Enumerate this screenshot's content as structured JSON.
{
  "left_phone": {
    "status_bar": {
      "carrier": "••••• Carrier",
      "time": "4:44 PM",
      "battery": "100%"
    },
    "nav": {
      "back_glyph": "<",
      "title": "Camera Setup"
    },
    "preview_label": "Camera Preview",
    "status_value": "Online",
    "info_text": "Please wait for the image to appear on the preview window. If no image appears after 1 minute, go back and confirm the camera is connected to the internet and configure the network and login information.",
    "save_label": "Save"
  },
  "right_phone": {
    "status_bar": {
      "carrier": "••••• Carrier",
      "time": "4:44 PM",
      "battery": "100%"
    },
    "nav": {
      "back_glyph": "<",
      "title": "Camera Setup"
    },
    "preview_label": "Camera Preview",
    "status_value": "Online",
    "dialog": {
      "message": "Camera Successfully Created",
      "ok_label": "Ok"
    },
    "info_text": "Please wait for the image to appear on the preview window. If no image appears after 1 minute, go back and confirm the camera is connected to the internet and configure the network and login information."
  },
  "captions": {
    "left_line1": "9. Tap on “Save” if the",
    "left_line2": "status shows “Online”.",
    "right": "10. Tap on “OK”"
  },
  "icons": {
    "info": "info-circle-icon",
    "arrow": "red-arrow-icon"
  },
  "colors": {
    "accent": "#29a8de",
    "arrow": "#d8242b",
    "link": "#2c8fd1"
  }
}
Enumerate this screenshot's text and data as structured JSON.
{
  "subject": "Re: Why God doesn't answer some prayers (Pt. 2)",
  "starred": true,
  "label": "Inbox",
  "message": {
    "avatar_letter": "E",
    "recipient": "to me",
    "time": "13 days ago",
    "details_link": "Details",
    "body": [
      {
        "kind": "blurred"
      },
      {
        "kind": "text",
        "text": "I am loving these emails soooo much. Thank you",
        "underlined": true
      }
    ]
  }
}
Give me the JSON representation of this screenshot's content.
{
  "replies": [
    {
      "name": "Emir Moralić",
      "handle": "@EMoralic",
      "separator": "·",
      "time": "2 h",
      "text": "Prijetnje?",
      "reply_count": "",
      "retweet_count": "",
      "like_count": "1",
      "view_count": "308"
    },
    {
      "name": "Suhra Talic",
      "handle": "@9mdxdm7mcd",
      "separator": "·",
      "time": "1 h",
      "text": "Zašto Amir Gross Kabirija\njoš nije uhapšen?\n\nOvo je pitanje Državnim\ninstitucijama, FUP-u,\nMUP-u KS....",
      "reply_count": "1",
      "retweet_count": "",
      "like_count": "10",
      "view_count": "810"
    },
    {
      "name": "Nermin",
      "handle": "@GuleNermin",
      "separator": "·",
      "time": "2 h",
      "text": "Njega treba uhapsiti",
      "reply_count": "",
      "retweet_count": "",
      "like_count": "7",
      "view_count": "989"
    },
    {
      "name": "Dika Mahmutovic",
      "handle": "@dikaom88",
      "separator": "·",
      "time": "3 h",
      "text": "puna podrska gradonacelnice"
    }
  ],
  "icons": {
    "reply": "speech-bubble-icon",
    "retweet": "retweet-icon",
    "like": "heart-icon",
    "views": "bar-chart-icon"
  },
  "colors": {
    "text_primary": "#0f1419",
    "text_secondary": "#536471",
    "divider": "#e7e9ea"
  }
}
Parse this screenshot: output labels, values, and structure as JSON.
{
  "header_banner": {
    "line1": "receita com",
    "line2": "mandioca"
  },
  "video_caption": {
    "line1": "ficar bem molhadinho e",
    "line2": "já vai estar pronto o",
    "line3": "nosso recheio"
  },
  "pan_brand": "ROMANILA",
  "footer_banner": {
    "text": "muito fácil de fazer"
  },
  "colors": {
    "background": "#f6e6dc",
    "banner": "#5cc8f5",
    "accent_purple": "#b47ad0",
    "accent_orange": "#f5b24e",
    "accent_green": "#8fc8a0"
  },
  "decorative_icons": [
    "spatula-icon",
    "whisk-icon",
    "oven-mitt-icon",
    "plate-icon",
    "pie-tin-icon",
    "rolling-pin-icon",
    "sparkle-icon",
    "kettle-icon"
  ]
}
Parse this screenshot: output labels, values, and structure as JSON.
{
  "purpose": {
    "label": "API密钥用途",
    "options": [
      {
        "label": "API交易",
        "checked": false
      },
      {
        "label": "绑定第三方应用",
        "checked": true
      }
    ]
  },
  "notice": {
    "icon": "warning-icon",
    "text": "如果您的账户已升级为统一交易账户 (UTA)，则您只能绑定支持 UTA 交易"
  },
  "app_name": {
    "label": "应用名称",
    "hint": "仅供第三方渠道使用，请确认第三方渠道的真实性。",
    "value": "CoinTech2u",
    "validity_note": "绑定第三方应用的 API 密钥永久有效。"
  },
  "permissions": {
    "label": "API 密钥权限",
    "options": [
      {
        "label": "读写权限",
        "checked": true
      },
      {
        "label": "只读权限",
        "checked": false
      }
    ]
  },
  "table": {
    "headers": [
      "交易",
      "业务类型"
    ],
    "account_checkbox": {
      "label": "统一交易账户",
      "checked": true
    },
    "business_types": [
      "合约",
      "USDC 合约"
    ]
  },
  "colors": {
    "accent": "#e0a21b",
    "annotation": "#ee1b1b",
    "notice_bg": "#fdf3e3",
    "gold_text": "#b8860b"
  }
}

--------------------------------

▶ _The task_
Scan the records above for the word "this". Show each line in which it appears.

▶ _Solution_
Enumerate this screenshot's content as structured JSON.
Enumerate this screenshot's text and data as structured JSON.
Give me the JSON representation of this screenshot's content.
Parse this screenshot: output labels, values, and structure as JSON.
Parse this screenshot: output labels, values, and structure as JSON.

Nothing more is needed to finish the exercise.